_What you are asked to do_
Collect from the data below each line with "this".

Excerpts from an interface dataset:
BEGIN

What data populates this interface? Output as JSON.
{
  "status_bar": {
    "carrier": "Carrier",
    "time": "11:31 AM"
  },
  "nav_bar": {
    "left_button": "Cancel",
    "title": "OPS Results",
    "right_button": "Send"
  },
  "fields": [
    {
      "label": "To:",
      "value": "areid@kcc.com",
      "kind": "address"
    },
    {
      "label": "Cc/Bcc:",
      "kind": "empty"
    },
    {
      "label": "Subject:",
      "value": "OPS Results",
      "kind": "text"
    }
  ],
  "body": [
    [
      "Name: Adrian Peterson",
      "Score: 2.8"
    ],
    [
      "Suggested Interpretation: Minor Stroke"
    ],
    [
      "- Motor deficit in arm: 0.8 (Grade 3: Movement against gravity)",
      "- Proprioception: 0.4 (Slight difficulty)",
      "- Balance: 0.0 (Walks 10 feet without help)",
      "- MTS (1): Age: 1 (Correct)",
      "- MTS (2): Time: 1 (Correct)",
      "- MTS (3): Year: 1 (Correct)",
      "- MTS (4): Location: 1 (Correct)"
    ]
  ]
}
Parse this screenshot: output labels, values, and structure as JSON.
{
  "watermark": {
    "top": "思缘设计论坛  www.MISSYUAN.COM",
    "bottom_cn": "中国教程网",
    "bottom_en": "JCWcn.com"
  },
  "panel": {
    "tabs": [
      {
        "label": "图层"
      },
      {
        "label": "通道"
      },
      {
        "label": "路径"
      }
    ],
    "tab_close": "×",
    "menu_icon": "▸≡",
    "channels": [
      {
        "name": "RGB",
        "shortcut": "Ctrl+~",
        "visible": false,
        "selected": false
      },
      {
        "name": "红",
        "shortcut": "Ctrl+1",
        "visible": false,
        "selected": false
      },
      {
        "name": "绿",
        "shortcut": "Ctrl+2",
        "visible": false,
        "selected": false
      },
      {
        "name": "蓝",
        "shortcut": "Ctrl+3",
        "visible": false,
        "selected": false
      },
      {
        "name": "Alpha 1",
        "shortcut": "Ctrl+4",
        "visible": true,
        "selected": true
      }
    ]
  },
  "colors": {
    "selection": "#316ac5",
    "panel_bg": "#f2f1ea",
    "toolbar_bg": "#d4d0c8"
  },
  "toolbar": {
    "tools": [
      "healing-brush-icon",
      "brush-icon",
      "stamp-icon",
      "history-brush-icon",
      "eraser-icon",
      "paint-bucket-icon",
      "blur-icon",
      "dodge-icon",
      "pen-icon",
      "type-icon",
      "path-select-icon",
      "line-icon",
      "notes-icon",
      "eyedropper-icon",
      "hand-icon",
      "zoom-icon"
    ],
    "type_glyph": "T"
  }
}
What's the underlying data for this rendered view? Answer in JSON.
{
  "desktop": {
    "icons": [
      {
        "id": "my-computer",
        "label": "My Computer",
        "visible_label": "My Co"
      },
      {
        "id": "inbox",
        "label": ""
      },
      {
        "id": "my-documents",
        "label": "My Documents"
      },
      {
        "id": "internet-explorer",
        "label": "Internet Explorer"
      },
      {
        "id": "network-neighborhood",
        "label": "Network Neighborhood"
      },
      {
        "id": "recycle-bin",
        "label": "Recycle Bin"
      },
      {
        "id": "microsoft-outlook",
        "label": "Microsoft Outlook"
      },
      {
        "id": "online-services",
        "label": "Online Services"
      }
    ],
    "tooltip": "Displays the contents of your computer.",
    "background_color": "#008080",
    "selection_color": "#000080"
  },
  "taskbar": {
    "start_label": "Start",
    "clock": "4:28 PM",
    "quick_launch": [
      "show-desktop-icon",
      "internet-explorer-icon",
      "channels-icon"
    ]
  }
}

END

_Response_
What data populates this interface? Output as JSON.
Parse this screenshot: output labels, values, and structure as JSON.
What's the underlying data for this rendered view? Answer in JSON.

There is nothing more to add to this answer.